What the task requires: Set the records down again in full, exactly as they are, apart from the images.

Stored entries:
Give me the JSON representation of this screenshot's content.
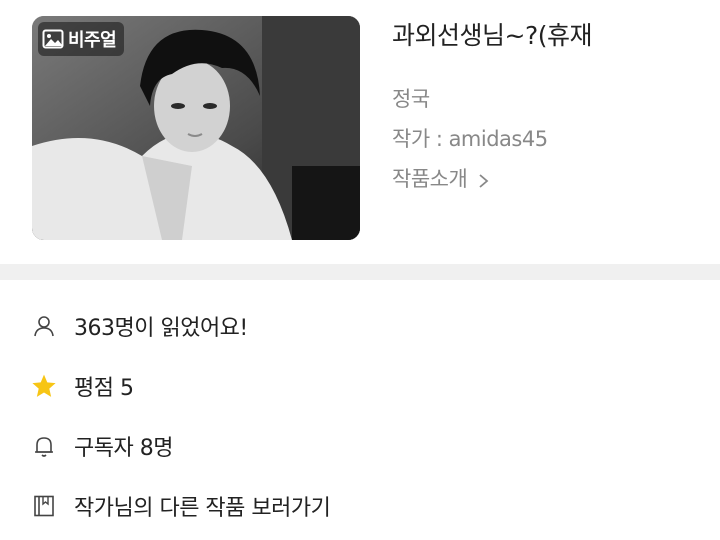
{
  "work": {
    "badge_label": "비주얼",
    "title": "과외선생님~?(휴재",
    "genre": "정국",
    "author": "작가 : amidas45",
    "intro_link": "작품소개"
  },
  "stats": [
    {
      "icon": "person-icon",
      "text": "363명이 읽었어요!"
    },
    {
      "icon": "star-icon",
      "text": "평점 5"
    },
    {
      "icon": "bell-icon",
      "text": "구독자 8명"
    },
    {
      "icon": "book-icon",
      "text": "작가님의 다른 작품 보러가기"
    }
  ],
  "colors": {
    "star": "#F7C515",
    "muted": "#888888",
    "divider": "#F0F0F0"
  }
}
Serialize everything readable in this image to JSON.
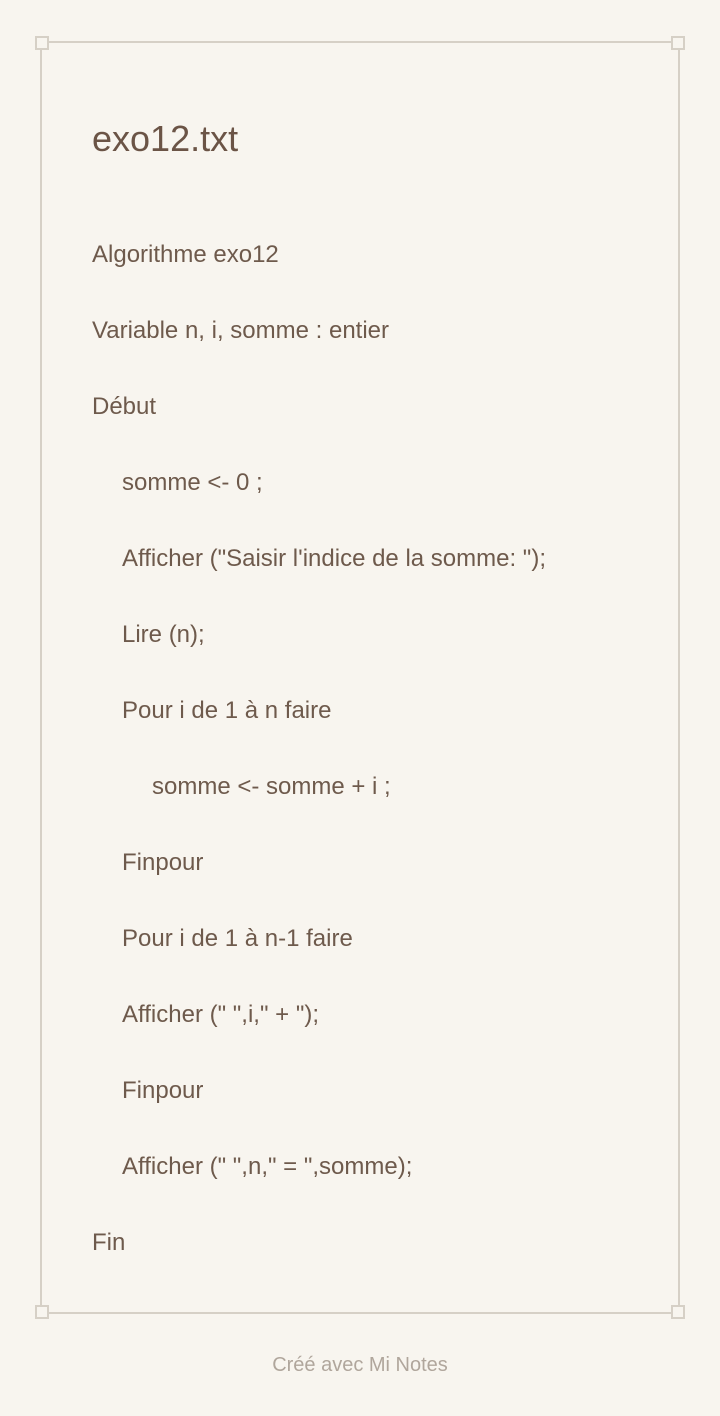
{
  "note": {
    "title": "exo12.txt",
    "lines": [
      "Algorithme exo12",
      "Variable n, i, somme : entier",
      "Début",
      "somme <- 0 ;",
      "Afficher (\"Saisir l'indice de la somme: \");",
      "Lire (n);",
      "Pour i de 1 à n faire",
      "somme <- somme + i ;",
      "Finpour",
      "Pour i de 1 à n-1 faire",
      "Afficher (\" \",i,\" + \");",
      "Finpour",
      "Afficher (\" \",n,\" = \",somme);",
      "Fin"
    ]
  },
  "footer": {
    "credit": "Créé avec Mi Notes"
  }
}
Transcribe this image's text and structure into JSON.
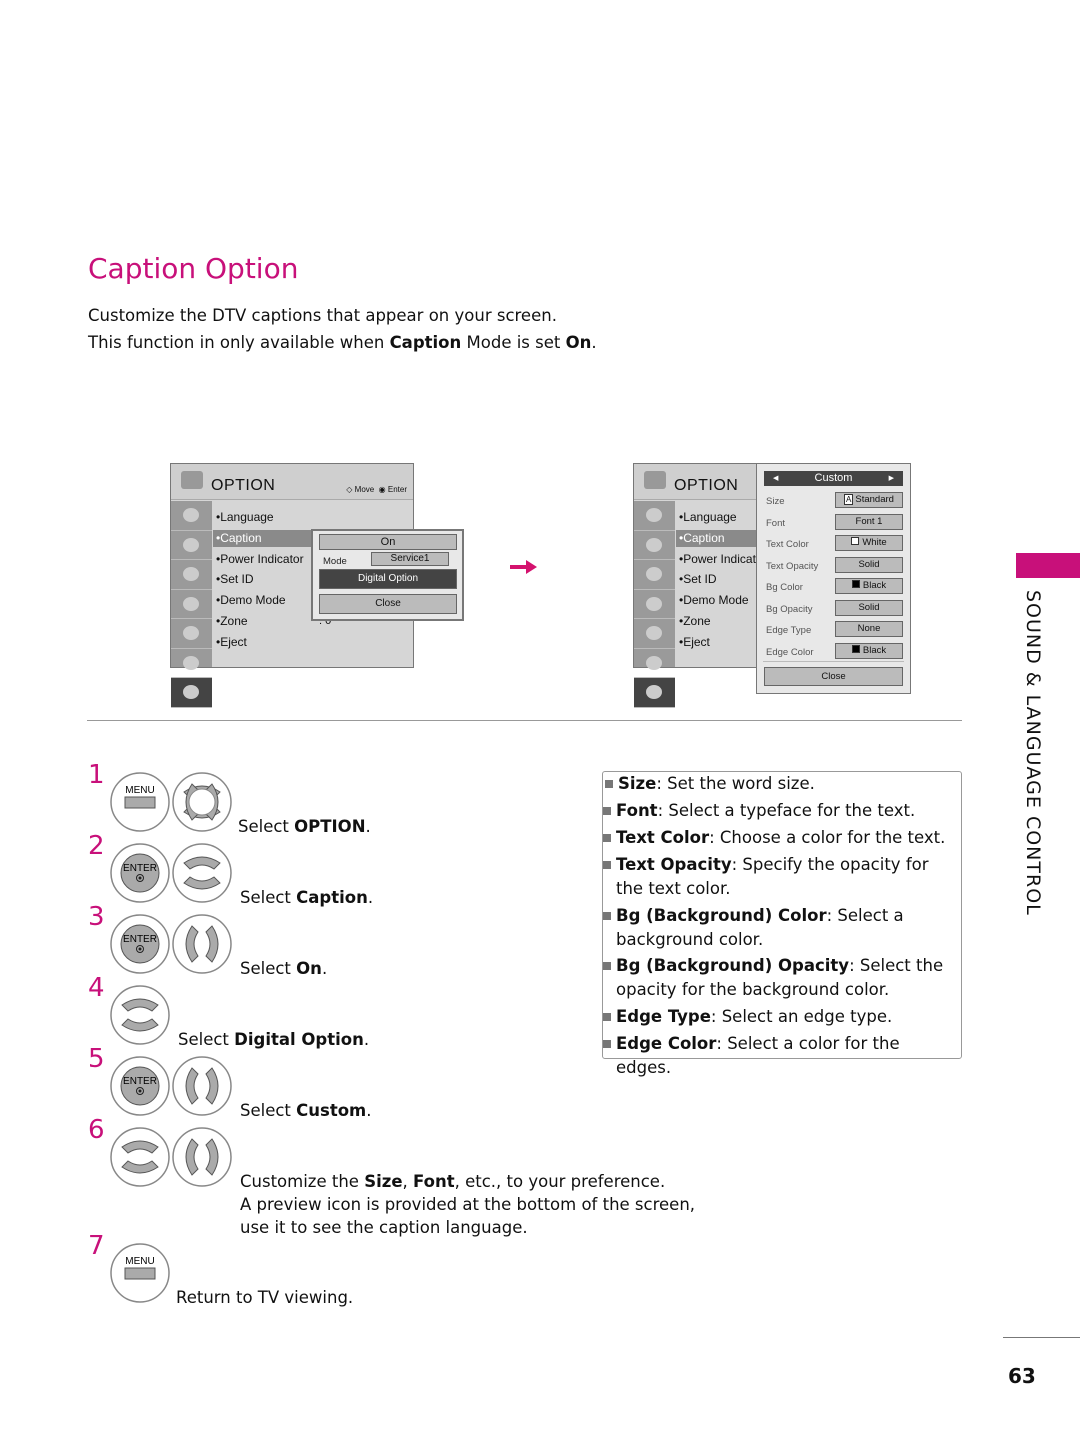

Your response:
Give me the JSON representation of this screenshot's content.
{
  "work": {
    "badge_label": "비주얼",
    "title": "과외선생님~?(휴재",
    "genre": "정국",
    "author": "작가 : amidas45",
    "intro_link": "작품소개"
  },
  "stats": [
    {
      "icon": "person-icon",
      "text": "363명이 읽었어요!"
    },
    {
      "icon": "star-icon",
      "text": "평점 5"
    },
    {
      "icon": "bell-icon",
      "text": "구독자 8명"
    },
    {
      "icon": "book-icon",
      "text": "작가님의 다른 작품 보러가기"
    }
  ],
  "colors": {
    "star": "#F7C515",
    "muted": "#888888",
    "divider": "#F0F0F0"
  }
}
Serialize everything readable in this image to JSON.
{
  "note": {
    "title": "exo12.txt",
    "lines": [
      "Algorithme exo12",
      "Variable n, i, somme : entier",
      "Début",
      "somme <- 0 ;",
      "Afficher (\"Saisir l'indice de la somme: \");",
      "Lire (n);",
      "Pour i de 1 à n faire",
      "somme <- somme + i ;",
      "Finpour",
      "Pour i de 1 à n-1 faire",
      "Afficher (\" \",i,\" + \");",
      "Finpour",
      "Afficher (\" \",n,\" = \",somme);",
      "Fin"
    ]
  },
  "footer": {
    "credit": "Créé avec Mi Notes"
  }
}
Transcribe this image's text and structure into JSON.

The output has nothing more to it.